America’s enduring romance with the automobile From the dawn of the automobile age, government has provided the right of way for cars, trucks, and buses, investing billions of dollars in highways, streets, traffic controls, and other essential infrastructure
There is tremendous political appeal of the automobile, derived primarily from the enhancement of personal mobility and freedom of movement.
There is a critical interplay between automotive transport and urban development that created the sprawling low-density contemporary metropolis, an urban form utterly dependent on automobile and highway serving a population that resists efforts to limit freedom of movement or increase the costs of automotive use.
Perhaps critics overestimate the dangers of sprawling urban development and global warming; they often promote expensive and inefficient rail transit schemes; and they propose land use and travel regulations that are antithetical to the American ideals of freedom and mobility.
Fear and Loathing in Las Vegas (suburbs) Avila discusses the “physical and cultural boundaries that distinguish white space from black space” Does this distinction still exist today? San Fernando Valley example
Perhaps the culture of white flight is over White institutions are now becoming diversified –Sports –Media –Walt Disney: Mulan, Pocahontas Avila - Growing frustration with the freeway and the automobile. The age of the freeway maybe passing
What to do about sprawl? Nothing? – as population grows people will fill out the surrounding area. First with low density building but later with higher density (edge cities)
Calthorpe and Fulton Planning (designing) “Whole systems” approach “the real illusion…is that we cannot control the form of our communities. “the problem is not that our suburbs and cities are lacking design but that they are designed according to failed principles with flawed implementation.
What are the failed principles?: 1.Specialization 2.Standardization 3.Mass Production
Specialization meant that each land use- residential, retail, commercial, or civic-was isolated and developed in isolation without any responsibility for the “whole.” Standardization refers the “one size fits all” mentality. Mass production – the logic of mass production moves relentlessly toward ever-increasing scales, which in turn reinforces the specialization and standardization.
Is sprawl that bad? “People uniformly long for an architecture that puts detail and identity back into what have too often become generic, if functional, buildings. Siegel: “But sprawl brings enormous benefits and is in part an expression of the new high-tech economy whose campus- like office parks on the periphery of urban areas have driven the economic boom.
Rising income and employment, combined with declining interest rates, have allowed a record number of people (including minorities) to purchase homes for the first time, reflecting upward mobility for the aspiring lower middle class Suburban growth can also help the central city. In the Philadelphia area, economic growth in the surrounding area helped offset the job losses in the city by creating new industries. 20 percent of the city residents commute to the suburbs.

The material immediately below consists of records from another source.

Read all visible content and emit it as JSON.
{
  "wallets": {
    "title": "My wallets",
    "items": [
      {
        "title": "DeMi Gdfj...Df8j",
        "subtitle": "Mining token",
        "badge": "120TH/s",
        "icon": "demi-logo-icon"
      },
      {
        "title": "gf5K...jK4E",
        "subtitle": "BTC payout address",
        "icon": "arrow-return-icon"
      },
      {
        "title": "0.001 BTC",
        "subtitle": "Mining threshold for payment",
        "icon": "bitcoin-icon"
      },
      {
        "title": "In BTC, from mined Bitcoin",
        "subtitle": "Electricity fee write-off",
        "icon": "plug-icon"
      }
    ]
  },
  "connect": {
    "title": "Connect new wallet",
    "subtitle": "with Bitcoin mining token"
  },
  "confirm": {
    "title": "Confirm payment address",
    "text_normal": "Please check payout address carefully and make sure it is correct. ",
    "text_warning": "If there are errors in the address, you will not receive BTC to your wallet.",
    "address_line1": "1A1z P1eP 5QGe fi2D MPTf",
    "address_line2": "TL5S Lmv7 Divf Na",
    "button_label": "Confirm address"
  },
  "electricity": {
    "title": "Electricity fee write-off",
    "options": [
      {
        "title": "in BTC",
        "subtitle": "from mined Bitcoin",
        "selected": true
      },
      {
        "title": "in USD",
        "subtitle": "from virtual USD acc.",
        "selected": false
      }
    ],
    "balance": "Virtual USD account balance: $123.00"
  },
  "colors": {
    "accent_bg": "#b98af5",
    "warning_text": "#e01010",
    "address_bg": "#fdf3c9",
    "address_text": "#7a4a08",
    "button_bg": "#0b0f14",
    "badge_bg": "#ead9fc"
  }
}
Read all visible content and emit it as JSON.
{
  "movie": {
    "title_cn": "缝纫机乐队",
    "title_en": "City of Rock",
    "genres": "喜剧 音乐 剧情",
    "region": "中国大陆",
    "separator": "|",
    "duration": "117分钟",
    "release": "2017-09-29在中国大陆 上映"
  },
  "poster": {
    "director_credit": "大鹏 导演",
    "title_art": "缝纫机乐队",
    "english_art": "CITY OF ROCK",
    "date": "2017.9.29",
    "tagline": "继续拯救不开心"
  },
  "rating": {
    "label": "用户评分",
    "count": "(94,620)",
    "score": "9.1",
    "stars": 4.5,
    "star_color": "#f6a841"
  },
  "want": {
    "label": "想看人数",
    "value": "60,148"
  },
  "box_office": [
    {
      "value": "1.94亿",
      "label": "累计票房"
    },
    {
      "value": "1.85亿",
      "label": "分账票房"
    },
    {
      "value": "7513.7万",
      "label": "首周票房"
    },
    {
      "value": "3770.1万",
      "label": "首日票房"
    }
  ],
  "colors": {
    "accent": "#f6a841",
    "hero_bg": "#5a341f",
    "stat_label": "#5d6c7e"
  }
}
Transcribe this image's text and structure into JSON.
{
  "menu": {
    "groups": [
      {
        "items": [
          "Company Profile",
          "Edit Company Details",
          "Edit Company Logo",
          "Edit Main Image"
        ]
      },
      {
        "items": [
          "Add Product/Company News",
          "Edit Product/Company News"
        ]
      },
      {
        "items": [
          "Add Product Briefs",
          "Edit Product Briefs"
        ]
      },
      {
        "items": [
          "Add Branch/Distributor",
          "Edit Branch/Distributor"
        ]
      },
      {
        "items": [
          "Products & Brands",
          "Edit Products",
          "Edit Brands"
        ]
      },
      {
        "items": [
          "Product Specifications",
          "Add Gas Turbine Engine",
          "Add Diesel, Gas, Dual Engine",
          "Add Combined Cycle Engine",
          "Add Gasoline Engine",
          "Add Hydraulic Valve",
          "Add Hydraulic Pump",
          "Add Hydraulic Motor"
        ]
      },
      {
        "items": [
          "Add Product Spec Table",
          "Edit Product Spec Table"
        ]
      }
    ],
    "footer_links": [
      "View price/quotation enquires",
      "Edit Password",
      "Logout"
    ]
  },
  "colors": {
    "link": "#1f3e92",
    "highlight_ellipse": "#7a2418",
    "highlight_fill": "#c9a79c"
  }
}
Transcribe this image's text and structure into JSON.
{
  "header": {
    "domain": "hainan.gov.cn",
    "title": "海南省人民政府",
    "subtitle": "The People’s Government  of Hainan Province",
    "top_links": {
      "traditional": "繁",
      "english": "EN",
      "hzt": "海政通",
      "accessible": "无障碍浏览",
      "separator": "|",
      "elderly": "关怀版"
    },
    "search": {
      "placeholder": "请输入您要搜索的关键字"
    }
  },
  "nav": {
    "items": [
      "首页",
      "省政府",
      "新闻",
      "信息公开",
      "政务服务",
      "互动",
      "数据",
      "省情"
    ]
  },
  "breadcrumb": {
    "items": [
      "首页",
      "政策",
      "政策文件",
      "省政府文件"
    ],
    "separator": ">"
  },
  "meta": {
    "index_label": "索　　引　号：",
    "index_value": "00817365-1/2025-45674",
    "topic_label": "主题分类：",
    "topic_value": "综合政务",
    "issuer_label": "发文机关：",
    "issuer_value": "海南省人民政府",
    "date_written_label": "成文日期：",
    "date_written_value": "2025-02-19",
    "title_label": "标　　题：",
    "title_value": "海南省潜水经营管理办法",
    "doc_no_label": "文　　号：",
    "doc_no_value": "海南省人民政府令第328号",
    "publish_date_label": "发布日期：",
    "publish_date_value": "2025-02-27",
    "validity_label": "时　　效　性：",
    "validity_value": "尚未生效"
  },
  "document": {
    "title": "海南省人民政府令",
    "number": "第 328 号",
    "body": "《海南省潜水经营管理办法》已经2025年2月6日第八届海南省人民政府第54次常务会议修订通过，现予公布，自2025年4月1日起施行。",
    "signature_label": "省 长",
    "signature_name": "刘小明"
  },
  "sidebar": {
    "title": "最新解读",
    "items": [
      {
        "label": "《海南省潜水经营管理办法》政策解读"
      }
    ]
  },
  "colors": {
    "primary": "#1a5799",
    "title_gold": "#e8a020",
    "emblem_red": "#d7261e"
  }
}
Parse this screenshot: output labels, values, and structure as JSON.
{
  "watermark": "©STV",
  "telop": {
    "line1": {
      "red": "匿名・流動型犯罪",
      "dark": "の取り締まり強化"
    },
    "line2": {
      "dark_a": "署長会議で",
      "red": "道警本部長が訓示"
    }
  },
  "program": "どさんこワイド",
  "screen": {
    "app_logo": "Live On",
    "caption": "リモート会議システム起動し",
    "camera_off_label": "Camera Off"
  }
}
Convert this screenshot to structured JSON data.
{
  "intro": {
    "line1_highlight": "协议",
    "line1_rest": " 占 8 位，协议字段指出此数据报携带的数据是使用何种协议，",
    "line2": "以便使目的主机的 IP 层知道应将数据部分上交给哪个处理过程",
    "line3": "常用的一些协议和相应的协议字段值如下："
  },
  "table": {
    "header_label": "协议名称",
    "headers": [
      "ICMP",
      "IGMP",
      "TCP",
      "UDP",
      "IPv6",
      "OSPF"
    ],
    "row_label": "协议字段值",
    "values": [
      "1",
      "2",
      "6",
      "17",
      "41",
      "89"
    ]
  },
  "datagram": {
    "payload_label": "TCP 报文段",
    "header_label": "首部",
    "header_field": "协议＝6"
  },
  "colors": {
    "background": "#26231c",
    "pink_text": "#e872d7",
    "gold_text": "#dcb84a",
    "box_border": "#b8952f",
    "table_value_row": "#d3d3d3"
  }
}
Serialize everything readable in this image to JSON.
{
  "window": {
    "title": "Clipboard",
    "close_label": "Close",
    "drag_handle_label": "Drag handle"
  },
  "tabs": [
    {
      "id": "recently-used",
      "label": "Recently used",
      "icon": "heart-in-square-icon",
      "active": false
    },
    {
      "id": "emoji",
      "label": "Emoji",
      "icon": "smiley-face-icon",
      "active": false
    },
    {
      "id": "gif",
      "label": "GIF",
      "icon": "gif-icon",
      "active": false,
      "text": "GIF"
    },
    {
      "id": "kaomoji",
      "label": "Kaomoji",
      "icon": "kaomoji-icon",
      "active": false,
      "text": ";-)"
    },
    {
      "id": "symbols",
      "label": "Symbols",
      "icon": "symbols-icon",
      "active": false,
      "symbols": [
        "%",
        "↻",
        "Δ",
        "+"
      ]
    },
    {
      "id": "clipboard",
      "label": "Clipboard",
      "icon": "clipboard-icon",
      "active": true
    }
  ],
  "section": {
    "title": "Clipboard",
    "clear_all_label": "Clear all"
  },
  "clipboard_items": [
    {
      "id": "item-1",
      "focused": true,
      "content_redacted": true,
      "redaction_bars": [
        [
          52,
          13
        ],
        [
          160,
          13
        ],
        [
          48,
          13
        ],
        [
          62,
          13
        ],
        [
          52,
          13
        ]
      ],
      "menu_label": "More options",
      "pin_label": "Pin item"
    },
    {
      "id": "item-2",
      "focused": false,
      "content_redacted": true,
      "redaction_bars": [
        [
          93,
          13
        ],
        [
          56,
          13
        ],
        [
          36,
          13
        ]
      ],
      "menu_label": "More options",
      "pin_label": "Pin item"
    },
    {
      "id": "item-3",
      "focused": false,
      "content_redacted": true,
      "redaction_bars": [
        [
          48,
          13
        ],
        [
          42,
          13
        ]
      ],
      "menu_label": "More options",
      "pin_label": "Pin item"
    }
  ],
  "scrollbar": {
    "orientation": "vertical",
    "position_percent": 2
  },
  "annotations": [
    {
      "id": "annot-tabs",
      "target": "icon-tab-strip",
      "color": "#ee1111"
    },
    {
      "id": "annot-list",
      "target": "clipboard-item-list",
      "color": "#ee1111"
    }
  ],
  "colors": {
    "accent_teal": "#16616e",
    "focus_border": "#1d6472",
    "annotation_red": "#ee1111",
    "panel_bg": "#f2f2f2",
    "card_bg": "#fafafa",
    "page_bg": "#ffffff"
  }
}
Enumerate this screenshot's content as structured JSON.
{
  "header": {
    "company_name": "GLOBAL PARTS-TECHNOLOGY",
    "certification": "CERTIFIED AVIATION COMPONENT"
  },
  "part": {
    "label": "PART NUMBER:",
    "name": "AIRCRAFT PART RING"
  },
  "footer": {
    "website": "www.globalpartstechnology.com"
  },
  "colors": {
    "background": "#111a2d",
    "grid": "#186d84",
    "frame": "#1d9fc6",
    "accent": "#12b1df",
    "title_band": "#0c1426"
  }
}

Hayden: New Urbanism (planned sprawl) No more housing subdivisions No more shopping centers No more office parks Solution: new suburban neighborhood with a master plan, tight building codes, narrow streets, attractive public places, and dedicated open spaces.
Seaside, Florida –Extended porch-sitting –Leisurely strolling –sidewalks!!!!! –No lawns? –Small lots –High density –HOA –300 houses and few full-time residents